Mordic Cafe speciality teas boardI’ve had a pile of editing work, so I’ve been trundling onwards through that. Then I’ve got proofreading and some formatting to finish, and then just the rest of my list, really. It’s all ongoing, and nothing particularly special – I’m still enjoying it all, but it’s all become routine (which is nice in some ways!) The pile’s not really leaving any time for writing, but then I don’t really have any stories in me at the moment. I’ve got some ideas – I mean, check out the list of teas from the Nordic Cafe in Lymington (which, by the way, is excellent): I just want to write all those characters! But nothing’s really flowing, or fitting itself into a story. I’m just uninspired.

In the rest of life, it’s sort of ongoing as well. I’m waiting to hear back on a job I’d love to get, but I’m trying not to get my hopes up; I’ve had some friend drama, but I’m so tired of it that I just stepped away rather than try to fix anything. I’m still playing games on a Tuesday night, still trying to walk every day. I’ve been reading a bit, but it’s either old favourites (Martha Wells’ All Systems Red) or I’m halfway through new ones (The Carpet Makers by Andreas Eschbach and The City of Woven Streets by Emma Itäranta). So nothing particularly new there.

There has been some good. I had a wonderful present through from my friend Pasty & Purls, which was brilliant and I’m currently halfway through framing – isn’t it CUTE? That was definitely a highlight in my week, as was Disney films with a friend – he hadn’t seen The Emperor’s New Groove. JUST WHAT. So we watched that. And I got to go out on a powerboat over the weekend in brilliant sunshine and a flat sea, which was fun (if cold!)

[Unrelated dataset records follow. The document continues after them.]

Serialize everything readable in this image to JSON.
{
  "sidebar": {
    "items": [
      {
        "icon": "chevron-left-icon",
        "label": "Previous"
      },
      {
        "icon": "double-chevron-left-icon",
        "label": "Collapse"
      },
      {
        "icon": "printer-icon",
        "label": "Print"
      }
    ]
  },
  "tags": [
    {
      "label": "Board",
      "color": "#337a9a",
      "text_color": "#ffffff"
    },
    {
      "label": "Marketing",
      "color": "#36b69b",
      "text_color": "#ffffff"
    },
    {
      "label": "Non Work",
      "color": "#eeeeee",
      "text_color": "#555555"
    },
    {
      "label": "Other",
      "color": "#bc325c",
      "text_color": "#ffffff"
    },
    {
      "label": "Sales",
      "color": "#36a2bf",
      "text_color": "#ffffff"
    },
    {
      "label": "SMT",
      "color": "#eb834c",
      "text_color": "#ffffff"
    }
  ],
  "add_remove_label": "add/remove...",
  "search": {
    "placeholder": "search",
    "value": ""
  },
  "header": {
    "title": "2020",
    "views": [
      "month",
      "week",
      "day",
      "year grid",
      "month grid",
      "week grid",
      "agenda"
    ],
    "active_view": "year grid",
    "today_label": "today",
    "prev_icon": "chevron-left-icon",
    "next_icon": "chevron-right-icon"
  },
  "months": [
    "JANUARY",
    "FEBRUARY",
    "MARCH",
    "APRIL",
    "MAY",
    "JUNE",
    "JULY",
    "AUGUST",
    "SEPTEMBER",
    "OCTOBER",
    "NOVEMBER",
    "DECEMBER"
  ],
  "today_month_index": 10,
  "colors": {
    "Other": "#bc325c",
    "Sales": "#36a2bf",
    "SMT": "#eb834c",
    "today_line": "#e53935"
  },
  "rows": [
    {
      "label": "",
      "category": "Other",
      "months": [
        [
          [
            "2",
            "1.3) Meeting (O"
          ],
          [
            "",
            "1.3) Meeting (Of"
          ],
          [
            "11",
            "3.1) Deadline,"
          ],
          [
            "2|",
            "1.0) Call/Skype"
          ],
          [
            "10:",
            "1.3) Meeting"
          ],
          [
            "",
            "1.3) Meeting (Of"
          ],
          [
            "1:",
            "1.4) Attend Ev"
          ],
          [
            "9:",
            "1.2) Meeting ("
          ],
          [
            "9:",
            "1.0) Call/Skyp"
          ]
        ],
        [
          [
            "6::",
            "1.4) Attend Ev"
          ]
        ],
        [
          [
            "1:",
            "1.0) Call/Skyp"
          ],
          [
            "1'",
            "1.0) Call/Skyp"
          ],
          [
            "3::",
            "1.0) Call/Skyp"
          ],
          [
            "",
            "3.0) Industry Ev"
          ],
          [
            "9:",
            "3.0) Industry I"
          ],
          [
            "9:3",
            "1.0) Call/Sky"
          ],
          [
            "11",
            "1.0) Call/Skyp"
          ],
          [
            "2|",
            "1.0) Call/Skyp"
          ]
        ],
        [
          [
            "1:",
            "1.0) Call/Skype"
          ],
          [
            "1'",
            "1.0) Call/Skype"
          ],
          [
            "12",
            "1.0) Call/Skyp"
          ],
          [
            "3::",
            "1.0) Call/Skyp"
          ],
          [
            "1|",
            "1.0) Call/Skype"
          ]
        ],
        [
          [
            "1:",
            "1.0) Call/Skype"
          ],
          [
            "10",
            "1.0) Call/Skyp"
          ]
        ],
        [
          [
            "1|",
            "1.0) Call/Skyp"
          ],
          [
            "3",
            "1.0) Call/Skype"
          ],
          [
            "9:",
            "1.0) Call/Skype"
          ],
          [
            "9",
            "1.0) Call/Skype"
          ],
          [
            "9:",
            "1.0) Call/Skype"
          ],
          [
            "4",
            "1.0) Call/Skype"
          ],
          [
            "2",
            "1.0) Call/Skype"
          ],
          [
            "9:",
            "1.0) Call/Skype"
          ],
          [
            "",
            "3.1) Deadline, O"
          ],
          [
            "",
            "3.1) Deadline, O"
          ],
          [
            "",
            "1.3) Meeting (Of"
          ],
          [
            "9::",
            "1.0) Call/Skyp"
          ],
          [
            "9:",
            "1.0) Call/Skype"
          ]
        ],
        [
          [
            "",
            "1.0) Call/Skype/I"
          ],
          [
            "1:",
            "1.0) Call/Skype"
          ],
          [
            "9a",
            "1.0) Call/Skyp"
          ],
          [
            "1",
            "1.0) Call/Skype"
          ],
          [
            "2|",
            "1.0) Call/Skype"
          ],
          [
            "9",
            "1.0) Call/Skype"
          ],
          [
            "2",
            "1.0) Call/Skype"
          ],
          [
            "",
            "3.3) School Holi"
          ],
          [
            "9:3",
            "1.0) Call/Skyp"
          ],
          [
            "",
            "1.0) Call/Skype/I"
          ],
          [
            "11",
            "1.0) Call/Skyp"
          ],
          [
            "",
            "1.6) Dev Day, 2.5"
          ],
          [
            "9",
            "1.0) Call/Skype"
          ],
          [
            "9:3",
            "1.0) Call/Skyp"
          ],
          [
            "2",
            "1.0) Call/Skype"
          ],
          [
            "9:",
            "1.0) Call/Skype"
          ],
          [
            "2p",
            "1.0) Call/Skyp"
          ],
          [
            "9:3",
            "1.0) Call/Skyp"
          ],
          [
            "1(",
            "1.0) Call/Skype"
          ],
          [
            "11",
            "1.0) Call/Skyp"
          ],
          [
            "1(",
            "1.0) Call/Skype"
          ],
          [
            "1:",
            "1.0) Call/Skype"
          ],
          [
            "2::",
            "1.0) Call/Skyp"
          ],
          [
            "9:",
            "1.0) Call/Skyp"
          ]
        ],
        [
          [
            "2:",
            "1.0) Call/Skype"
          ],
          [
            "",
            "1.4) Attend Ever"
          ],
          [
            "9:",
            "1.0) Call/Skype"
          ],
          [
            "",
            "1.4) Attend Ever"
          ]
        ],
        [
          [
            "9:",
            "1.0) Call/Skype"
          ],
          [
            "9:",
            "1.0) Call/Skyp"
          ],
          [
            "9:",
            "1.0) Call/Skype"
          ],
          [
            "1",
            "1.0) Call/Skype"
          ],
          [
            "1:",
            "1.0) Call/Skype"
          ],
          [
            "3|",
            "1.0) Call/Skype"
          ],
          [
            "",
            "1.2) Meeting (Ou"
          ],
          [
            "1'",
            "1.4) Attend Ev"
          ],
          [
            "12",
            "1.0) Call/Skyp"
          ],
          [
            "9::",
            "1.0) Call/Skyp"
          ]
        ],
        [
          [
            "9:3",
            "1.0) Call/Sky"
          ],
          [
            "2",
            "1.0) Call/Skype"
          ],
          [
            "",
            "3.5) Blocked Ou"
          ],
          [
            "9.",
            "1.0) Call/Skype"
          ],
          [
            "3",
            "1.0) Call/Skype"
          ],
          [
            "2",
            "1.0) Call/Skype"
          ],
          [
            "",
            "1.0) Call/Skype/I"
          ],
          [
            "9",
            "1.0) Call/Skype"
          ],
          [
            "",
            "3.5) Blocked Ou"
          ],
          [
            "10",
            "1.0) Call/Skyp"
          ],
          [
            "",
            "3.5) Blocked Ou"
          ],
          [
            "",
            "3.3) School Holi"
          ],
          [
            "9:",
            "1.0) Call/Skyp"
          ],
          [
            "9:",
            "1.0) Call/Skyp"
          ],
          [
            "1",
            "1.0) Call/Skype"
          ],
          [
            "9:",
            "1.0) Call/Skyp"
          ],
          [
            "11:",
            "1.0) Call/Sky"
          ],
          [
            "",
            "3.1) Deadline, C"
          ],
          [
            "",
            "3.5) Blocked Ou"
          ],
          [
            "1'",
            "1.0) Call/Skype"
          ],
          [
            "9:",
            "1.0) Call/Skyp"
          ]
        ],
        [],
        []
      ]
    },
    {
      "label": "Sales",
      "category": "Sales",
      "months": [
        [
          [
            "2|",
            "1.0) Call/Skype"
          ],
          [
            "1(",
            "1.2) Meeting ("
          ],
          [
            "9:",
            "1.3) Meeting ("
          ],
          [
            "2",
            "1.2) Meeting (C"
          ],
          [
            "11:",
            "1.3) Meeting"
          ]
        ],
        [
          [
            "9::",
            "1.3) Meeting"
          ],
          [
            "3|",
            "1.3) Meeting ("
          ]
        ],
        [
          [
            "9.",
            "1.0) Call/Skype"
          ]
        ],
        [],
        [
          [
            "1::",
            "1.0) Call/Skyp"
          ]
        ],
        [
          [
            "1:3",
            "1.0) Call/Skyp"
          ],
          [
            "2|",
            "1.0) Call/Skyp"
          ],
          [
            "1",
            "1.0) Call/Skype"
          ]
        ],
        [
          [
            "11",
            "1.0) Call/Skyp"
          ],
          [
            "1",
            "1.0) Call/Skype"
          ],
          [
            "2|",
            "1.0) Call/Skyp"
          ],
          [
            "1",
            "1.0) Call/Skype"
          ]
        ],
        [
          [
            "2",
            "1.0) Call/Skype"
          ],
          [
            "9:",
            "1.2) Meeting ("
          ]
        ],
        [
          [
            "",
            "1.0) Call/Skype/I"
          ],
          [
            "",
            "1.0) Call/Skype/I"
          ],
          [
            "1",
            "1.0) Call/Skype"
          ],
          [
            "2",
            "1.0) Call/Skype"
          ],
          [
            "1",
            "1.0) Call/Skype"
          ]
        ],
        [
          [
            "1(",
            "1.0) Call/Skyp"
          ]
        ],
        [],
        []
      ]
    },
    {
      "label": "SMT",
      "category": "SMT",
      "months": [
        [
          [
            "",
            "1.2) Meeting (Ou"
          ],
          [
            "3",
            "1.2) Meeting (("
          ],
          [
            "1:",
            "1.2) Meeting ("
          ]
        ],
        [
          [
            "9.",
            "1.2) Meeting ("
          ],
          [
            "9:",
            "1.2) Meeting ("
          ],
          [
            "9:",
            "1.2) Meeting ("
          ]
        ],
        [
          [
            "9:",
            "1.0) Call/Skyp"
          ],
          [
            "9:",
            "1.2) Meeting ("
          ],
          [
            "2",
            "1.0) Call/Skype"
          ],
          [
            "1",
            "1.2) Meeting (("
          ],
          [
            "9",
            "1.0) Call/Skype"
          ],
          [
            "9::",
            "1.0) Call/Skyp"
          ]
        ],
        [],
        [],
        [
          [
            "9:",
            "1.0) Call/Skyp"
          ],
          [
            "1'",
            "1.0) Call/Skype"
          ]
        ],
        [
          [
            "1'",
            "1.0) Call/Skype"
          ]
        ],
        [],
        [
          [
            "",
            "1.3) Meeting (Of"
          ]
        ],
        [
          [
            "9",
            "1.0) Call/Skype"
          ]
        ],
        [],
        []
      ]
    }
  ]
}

But beyond that…I don’t know. I don’t think it’s depression – or at least, it’s mild. It’s just grey. But I’m doing ok, just trundling along; just one step at a time and one thing at a time, every day.